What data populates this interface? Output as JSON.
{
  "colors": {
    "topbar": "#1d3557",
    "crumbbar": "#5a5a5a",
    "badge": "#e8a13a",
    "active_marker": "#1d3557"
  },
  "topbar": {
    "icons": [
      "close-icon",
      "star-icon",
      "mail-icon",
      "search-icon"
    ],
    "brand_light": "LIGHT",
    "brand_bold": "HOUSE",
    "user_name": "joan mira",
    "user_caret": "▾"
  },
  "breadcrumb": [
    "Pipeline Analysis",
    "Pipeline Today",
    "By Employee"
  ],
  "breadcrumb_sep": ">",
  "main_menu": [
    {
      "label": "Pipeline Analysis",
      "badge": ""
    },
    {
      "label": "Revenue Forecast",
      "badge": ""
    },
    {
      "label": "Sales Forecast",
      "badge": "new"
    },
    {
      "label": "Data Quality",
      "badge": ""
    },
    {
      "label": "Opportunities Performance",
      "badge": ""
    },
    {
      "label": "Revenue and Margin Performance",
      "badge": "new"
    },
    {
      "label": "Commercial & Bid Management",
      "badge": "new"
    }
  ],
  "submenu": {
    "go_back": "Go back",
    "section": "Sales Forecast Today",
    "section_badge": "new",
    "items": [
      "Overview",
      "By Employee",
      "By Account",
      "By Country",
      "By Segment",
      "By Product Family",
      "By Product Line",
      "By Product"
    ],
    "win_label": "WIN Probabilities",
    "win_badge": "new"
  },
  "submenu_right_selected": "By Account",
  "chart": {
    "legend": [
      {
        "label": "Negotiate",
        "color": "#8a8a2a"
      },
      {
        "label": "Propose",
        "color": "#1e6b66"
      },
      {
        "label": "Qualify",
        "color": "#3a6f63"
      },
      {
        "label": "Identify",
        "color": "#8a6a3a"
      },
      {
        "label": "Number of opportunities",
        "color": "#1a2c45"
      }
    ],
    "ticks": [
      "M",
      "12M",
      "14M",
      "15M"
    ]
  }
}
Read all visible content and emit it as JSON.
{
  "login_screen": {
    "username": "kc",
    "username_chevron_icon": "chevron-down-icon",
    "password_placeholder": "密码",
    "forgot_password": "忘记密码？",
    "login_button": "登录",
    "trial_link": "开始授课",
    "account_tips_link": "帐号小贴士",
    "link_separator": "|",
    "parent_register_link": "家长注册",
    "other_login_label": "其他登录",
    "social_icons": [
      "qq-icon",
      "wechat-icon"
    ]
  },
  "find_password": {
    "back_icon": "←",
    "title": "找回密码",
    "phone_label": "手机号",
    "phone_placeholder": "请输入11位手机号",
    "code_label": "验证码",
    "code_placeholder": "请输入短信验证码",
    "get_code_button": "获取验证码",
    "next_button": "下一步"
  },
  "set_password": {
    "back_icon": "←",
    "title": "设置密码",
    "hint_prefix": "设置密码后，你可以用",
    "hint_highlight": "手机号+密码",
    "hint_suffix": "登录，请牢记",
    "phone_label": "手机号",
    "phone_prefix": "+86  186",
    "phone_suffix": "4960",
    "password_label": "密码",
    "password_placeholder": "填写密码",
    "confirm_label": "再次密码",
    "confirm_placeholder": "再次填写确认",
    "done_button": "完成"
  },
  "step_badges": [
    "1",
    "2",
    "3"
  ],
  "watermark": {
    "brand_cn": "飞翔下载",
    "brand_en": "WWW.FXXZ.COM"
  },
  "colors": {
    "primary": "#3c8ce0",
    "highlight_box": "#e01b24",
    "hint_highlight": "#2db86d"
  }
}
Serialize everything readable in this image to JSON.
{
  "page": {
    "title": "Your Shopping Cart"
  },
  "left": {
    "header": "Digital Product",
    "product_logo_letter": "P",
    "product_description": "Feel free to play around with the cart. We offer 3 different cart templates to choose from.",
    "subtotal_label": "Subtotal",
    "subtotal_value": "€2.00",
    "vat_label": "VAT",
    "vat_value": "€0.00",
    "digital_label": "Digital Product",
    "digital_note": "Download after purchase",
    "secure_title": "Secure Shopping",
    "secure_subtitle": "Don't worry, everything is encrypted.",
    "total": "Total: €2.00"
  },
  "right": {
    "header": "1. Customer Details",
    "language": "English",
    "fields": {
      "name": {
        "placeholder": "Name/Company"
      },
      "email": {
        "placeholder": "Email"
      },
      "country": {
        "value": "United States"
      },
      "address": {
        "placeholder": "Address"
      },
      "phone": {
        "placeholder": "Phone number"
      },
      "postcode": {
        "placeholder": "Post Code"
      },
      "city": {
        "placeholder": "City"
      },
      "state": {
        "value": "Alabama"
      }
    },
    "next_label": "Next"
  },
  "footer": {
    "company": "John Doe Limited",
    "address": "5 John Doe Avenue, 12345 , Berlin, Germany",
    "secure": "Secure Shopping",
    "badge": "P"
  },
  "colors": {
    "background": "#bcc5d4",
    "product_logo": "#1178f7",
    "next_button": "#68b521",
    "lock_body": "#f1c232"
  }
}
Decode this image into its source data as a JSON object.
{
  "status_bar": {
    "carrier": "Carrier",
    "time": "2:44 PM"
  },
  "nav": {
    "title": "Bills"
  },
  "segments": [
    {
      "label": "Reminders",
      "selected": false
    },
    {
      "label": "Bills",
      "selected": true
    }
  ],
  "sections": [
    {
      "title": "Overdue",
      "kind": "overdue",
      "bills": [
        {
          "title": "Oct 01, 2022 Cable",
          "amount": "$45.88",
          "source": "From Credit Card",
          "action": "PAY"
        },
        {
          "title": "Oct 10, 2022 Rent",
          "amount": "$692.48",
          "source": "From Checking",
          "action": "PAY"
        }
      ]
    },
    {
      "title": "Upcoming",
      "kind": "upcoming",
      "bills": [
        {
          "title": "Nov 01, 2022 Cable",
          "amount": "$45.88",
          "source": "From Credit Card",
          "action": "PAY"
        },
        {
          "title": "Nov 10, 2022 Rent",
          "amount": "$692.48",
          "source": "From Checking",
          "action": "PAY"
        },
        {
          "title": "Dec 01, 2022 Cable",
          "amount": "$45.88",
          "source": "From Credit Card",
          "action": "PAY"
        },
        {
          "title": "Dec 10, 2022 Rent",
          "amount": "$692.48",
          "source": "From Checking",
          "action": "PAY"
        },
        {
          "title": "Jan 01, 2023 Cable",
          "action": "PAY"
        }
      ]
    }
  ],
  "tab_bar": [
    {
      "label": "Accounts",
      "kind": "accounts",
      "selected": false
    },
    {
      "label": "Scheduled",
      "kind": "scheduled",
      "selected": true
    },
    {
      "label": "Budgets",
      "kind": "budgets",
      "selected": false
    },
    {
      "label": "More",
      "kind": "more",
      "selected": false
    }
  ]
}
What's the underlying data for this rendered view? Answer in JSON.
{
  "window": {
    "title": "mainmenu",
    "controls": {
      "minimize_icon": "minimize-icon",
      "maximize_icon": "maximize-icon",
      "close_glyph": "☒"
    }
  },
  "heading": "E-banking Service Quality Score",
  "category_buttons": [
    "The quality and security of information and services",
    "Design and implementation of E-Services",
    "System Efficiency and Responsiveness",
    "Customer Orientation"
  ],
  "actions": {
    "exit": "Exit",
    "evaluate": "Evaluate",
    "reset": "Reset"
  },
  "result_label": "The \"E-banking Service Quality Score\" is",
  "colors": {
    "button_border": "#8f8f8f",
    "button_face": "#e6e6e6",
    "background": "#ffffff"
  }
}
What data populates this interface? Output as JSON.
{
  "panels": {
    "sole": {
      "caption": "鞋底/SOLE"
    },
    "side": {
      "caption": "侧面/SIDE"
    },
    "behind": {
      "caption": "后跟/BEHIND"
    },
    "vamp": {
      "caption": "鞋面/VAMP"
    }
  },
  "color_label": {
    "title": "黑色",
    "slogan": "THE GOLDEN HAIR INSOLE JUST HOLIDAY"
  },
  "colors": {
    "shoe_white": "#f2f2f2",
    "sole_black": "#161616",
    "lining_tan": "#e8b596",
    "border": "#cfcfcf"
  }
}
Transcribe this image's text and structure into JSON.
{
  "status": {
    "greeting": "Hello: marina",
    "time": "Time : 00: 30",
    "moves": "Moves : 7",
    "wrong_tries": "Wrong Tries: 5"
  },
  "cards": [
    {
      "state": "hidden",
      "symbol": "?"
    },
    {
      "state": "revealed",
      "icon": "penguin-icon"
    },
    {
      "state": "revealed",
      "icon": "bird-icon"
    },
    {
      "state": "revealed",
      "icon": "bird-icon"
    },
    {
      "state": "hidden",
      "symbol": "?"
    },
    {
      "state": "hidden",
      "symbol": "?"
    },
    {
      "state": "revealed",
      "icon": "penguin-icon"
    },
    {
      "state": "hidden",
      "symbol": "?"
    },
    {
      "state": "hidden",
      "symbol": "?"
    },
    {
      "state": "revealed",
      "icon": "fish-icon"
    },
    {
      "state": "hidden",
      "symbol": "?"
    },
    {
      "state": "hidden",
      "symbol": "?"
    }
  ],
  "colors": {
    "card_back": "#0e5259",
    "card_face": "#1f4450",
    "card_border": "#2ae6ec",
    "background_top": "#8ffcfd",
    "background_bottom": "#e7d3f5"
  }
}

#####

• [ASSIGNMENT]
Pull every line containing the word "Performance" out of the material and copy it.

• [ANSWER BOX]
      "label": "Opportunities Performance",
      "label": "Revenue and Margin Performance",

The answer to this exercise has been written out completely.